**What to produce:** Copy out all lines in the data below containing the string "badge".

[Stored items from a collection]
-=-=-
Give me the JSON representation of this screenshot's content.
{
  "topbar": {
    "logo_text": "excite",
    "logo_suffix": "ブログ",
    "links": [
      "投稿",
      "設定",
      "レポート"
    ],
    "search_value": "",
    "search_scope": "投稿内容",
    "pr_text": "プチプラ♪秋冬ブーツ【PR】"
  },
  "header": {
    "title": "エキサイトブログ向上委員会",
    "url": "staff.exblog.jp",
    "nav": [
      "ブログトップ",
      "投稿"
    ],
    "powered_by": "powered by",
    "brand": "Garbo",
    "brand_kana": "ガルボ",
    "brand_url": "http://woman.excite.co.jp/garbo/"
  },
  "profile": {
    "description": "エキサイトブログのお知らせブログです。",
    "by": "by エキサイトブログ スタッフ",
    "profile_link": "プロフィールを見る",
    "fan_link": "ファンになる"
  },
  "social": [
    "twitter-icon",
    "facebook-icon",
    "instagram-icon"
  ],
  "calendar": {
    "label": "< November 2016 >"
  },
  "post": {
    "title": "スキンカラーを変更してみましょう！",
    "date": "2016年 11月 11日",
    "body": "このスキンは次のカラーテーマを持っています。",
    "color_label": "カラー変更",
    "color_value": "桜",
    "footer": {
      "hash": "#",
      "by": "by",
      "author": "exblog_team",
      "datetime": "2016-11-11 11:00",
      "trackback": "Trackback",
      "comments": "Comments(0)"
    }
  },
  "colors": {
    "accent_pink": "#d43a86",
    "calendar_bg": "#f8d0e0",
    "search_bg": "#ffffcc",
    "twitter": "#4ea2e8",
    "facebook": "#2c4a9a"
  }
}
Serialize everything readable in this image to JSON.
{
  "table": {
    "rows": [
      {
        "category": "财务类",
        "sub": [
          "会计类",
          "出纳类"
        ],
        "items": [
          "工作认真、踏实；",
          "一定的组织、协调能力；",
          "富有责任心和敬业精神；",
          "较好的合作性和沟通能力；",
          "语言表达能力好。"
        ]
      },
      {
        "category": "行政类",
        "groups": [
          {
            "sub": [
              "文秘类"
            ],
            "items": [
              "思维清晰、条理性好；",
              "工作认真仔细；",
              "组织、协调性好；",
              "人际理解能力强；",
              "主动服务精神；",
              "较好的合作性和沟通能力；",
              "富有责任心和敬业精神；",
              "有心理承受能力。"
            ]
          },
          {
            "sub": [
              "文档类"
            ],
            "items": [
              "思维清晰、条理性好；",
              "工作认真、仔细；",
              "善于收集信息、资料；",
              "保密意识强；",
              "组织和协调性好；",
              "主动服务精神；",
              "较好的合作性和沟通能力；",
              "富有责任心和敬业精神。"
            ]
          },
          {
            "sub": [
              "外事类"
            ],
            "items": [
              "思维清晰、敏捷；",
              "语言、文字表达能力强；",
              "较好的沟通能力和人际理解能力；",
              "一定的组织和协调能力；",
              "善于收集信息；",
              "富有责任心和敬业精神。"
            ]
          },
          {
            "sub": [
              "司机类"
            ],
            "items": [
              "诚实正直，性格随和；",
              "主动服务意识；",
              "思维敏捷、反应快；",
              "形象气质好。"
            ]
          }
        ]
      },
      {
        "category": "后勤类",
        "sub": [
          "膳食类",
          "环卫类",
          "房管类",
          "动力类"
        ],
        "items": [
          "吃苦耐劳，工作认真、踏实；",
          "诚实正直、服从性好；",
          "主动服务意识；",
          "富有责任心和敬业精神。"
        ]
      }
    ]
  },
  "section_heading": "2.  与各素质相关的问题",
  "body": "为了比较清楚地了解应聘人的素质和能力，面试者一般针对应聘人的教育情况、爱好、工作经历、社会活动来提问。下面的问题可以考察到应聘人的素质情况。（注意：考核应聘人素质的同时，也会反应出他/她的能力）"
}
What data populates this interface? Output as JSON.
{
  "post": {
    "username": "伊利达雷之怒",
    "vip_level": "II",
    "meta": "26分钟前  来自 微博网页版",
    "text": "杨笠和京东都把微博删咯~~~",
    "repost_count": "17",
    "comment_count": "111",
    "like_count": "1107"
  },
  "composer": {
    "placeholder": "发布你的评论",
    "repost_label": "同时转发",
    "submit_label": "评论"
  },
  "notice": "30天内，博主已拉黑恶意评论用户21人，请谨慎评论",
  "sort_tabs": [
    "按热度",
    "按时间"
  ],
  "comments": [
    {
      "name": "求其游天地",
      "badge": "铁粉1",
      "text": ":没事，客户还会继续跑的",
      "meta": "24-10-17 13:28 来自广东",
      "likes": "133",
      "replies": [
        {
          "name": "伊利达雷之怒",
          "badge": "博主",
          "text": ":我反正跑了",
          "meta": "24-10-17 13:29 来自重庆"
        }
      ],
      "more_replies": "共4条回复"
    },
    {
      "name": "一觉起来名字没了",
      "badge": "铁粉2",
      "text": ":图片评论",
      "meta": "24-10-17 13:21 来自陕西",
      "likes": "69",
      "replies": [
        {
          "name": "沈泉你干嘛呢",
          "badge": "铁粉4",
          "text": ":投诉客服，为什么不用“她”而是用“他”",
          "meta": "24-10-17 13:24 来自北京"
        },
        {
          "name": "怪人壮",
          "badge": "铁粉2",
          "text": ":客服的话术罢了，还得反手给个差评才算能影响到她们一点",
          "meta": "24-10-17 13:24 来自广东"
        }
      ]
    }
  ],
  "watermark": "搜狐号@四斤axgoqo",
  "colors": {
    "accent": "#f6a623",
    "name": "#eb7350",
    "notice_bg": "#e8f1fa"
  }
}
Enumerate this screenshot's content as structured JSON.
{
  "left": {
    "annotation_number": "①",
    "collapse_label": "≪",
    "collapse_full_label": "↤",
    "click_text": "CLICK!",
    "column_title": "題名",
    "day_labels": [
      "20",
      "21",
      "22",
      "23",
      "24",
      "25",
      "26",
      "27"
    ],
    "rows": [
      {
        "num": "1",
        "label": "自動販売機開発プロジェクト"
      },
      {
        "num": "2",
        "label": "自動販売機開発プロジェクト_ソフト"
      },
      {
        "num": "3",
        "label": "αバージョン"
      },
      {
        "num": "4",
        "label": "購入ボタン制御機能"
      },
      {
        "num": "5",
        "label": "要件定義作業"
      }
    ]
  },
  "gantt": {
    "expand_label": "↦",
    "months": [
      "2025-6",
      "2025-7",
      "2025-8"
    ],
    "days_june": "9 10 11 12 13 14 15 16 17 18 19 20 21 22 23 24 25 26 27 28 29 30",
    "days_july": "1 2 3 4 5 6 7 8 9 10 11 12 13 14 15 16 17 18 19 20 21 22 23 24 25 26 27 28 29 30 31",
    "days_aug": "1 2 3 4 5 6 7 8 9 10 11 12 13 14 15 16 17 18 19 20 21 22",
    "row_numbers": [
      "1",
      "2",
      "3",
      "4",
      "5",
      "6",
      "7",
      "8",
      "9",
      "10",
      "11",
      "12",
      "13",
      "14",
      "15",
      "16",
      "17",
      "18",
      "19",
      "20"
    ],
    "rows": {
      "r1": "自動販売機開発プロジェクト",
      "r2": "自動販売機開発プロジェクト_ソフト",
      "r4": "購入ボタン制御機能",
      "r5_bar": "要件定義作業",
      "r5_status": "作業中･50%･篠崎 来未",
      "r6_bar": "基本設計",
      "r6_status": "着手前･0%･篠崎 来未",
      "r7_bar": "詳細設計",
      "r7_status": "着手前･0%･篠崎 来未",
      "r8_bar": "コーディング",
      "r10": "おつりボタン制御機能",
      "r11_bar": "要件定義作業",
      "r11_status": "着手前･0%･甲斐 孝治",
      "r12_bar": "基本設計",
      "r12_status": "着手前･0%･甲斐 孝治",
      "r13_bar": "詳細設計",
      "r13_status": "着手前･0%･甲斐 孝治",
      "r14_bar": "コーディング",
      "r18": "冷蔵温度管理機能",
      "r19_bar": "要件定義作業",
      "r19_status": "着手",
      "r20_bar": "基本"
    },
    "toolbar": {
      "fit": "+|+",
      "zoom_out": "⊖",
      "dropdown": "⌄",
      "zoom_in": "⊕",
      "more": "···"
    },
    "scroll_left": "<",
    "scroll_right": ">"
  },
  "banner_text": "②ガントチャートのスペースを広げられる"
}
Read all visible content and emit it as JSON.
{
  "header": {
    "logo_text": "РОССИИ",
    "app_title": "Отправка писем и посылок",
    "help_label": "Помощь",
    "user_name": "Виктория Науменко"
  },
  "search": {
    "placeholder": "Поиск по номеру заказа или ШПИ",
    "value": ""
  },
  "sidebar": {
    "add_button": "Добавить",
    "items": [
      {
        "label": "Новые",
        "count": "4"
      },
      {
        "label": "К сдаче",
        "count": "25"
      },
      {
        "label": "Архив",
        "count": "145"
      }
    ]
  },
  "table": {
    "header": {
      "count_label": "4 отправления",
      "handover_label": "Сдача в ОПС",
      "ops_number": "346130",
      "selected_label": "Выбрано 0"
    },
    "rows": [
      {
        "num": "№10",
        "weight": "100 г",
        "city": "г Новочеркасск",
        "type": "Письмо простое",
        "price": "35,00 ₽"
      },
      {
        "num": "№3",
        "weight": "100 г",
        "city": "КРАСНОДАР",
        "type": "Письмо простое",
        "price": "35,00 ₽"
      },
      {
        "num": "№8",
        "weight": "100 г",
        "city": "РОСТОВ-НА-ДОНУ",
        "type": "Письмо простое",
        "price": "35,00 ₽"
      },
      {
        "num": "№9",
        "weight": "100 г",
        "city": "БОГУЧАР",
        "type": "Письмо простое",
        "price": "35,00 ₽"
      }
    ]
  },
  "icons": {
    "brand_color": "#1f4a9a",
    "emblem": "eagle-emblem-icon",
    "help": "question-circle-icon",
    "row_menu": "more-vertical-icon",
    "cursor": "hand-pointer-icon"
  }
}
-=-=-
**Worked solution:**
      "badge": "铁粉1",
          "badge": "博主",
      "badge": "铁粉2",
          "badge": "铁粉4",
          "badge": "铁粉2",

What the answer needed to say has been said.